■ **Task goal**
Write out each record below exactly, without pictures.

Web page and app entries
- - -

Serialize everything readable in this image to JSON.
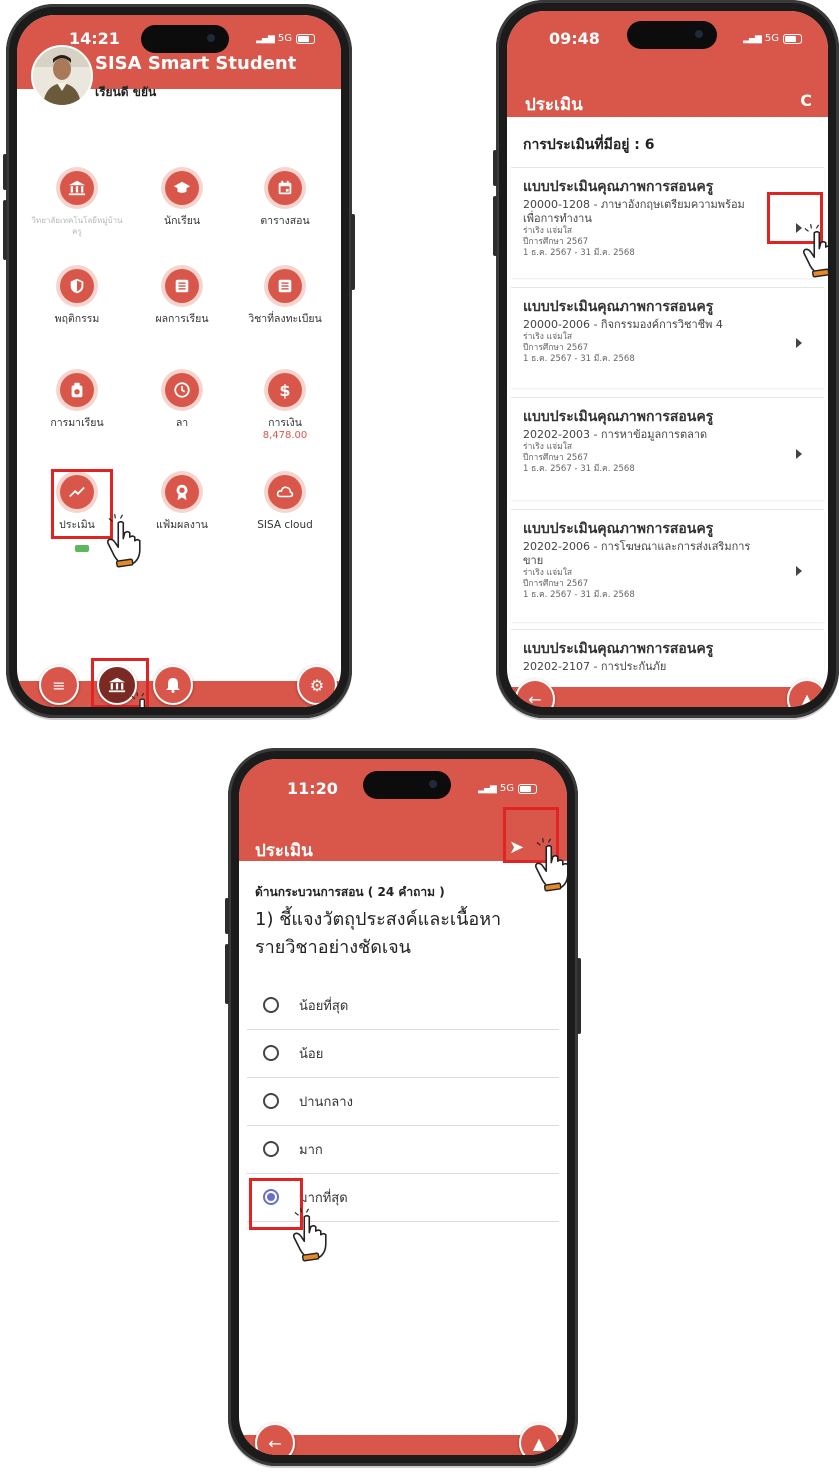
{
  "colors": {
    "accent": "#d9574a",
    "highlight": "#e02424",
    "radio_selected": "#6a6ec9"
  },
  "phone1": {
    "time": "14:21",
    "network": "5G",
    "app_title": "SISA Smart Student",
    "student_name": "เรียนดี ขยัน",
    "menu": [
      {
        "label": "วิทยาลัยเทคโนโลยีหมู่บ้านครู",
        "icon": "bank-icon"
      },
      {
        "label": "นักเรียน",
        "icon": "graduation-cap-icon"
      },
      {
        "label": "ตารางสอน",
        "icon": "calendar-icon"
      },
      {
        "label": "พฤติกรรม",
        "icon": "shield-icon"
      },
      {
        "label": "ผลการเรียน",
        "icon": "list-icon"
      },
      {
        "label": "วิชาที่ลงทะเบียน",
        "icon": "list-icon"
      },
      {
        "label": "การมาเรียน",
        "icon": "attendance-icon"
      },
      {
        "label": "ลา",
        "icon": "clock-icon"
      },
      {
        "label": "การเงิน",
        "icon": "dollar-icon",
        "sub": "8,478.00"
      },
      {
        "label": "ประเมิน",
        "icon": "trend-icon"
      },
      {
        "label": "แฟ้มผลงาน",
        "icon": "award-icon"
      },
      {
        "label": "SISA cloud",
        "icon": "cloud-icon"
      }
    ]
  },
  "phone2": {
    "time": "09:48",
    "network": "5G",
    "header": "ประเมิน",
    "count_label": "การประเมินที่มีอยู่ : 6",
    "cards": [
      {
        "title": "แบบประเมินคุณภาพการสอนครู",
        "course": "20000-1208 - ภาษาอังกฤษเตรียมความพร้อมเพื่อการทำงาน",
        "teacher": "ร่าเริง แจ่มใส",
        "year": "ปีการศึกษา 2567",
        "period": "1 ธ.ค. 2567 - 31 มี.ค. 2568"
      },
      {
        "title": "แบบประเมินคุณภาพการสอนครู",
        "course": "20000-2006 - กิจกรรมองค์การวิชาชีพ 4",
        "teacher": "ร่าเริง แจ่มใส",
        "year": "ปีการศึกษา 2567",
        "period": "1 ธ.ค. 2567 - 31 มี.ค. 2568"
      },
      {
        "title": "แบบประเมินคุณภาพการสอนครู",
        "course": "20202-2003 - การหาข้อมูลการตลาด",
        "teacher": "ร่าเริง แจ่มใส",
        "year": "ปีการศึกษา 2567",
        "period": "1 ธ.ค. 2567 - 31 มี.ค. 2568"
      },
      {
        "title": "แบบประเมินคุณภาพการสอนครู",
        "course": "20202-2006 - การโฆษณาและการส่งเสริมการขาย",
        "teacher": "ร่าเริง แจ่มใส",
        "year": "ปีการศึกษา 2567",
        "period": "1 ธ.ค. 2567 - 31 มี.ค. 2568"
      },
      {
        "title": "แบบประเมินคุณภาพการสอนครู",
        "course": "20202-2107 - การประกันภัย",
        "teacher": "",
        "year": "",
        "period": ""
      }
    ]
  },
  "phone3": {
    "time": "11:20",
    "network": "5G",
    "header": "ประเมิน",
    "section": "ด้านกระบวนการสอน ( 24 คำถาม )",
    "question": "1) ชี้แจงวัตถุประสงค์และเนื้อหารายวิชาอย่างชัดเจน",
    "options": [
      "น้อยที่สุด",
      "น้อย",
      "ปานกลาง",
      "มาก",
      "มากที่สุด"
    ],
    "selected_index": 4
  }
}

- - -

■ **Written solution**
Serialize everything readable in this image to JSON.
{
  "colors": {
    "accent": "#d9574a",
    "highlight": "#e02424",
    "radio_selected": "#6a6ec9"
  },
  "phone1": {
    "time": "14:21",
    "network": "5G",
    "app_title": "SISA Smart Student",
    "student_name": "เรียนดี ขยัน",
    "menu": [
      {
        "label": "วิทยาลัยเทคโนโลยีหมู่บ้านครู",
        "icon": "bank-icon"
      },
      {
        "label": "นักเรียน",
        "icon": "graduation-cap-icon"
      },
      {
        "label": "ตารางสอน",
        "icon": "calendar-icon"
      },
      {
        "label": "พฤติกรรม",
        "icon": "shield-icon"
      },
      {
        "label": "ผลการเรียน",
        "icon": "list-icon"
      },
      {
        "label": "วิชาที่ลงทะเบียน",
        "icon": "list-icon"
      },
      {
        "label": "การมาเรียน",
        "icon": "attendance-icon"
      },
      {
        "label": "ลา",
        "icon": "clock-icon"
      },
      {
        "label": "การเงิน",
        "icon": "dollar-icon",
        "sub": "8,478.00"
      },
      {
        "label": "ประเมิน",
        "icon": "trend-icon"
      },
      {
        "label": "แฟ้มผลงาน",
        "icon": "award-icon"
      },
      {
        "label": "SISA cloud",
        "icon": "cloud-icon"
      }
    ]
  },
  "phone2": {
    "time": "09:48",
    "network": "5G",
    "header": "ประเมิน",
    "count_label": "การประเมินที่มีอยู่ : 6",
    "cards": [
      {
        "title": "แบบประเมินคุณภาพการสอนครู",
        "course": "20000-1208 - ภาษาอังกฤษเตรียมความพร้อมเพื่อการทำงาน",
        "teacher": "ร่าเริง แจ่มใส",
        "year": "ปีการศึกษา 2567",
        "period": "1 ธ.ค. 2567 - 31 มี.ค. 2568"
      },
      {
        "title": "แบบประเมินคุณภาพการสอนครู",
        "course": "20000-2006 - กิจกรรมองค์การวิชาชีพ 4",
        "teacher": "ร่าเริง แจ่มใส",
        "year": "ปีการศึกษา 2567",
        "period": "1 ธ.ค. 2567 - 31 มี.ค. 2568"
      },
      {
        "title": "แบบประเมินคุณภาพการสอนครู",
        "course": "20202-2003 - การหาข้อมูลการตลาด",
        "teacher": "ร่าเริง แจ่มใส",
        "year": "ปีการศึกษา 2567",
        "period": "1 ธ.ค. 2567 - 31 มี.ค. 2568"
      },
      {
        "title": "แบบประเมินคุณภาพการสอนครู",
        "course": "20202-2006 - การโฆษณาและการส่งเสริมการขาย",
        "teacher": "ร่าเริง แจ่มใส",
        "year": "ปีการศึกษา 2567",
        "period": "1 ธ.ค. 2567 - 31 มี.ค. 2568"
      },
      {
        "title": "แบบประเมินคุณภาพการสอนครู",
        "course": "20202-2107 - การประกันภัย",
        "teacher": "",
        "year": "",
        "period": ""
      }
    ]
  },
  "phone3": {
    "time": "11:20",
    "network": "5G",
    "header": "ประเมิน",
    "section": "ด้านกระบวนการสอน ( 24 คำถาม )",
    "question": "1) ชี้แจงวัตถุประสงค์และเนื้อหารายวิชาอย่างชัดเจน",
    "options": [
      "น้อยที่สุด",
      "น้อย",
      "ปานกลาง",
      "มาก",
      "มากที่สุด"
    ],
    "selected_index": 4
  }
}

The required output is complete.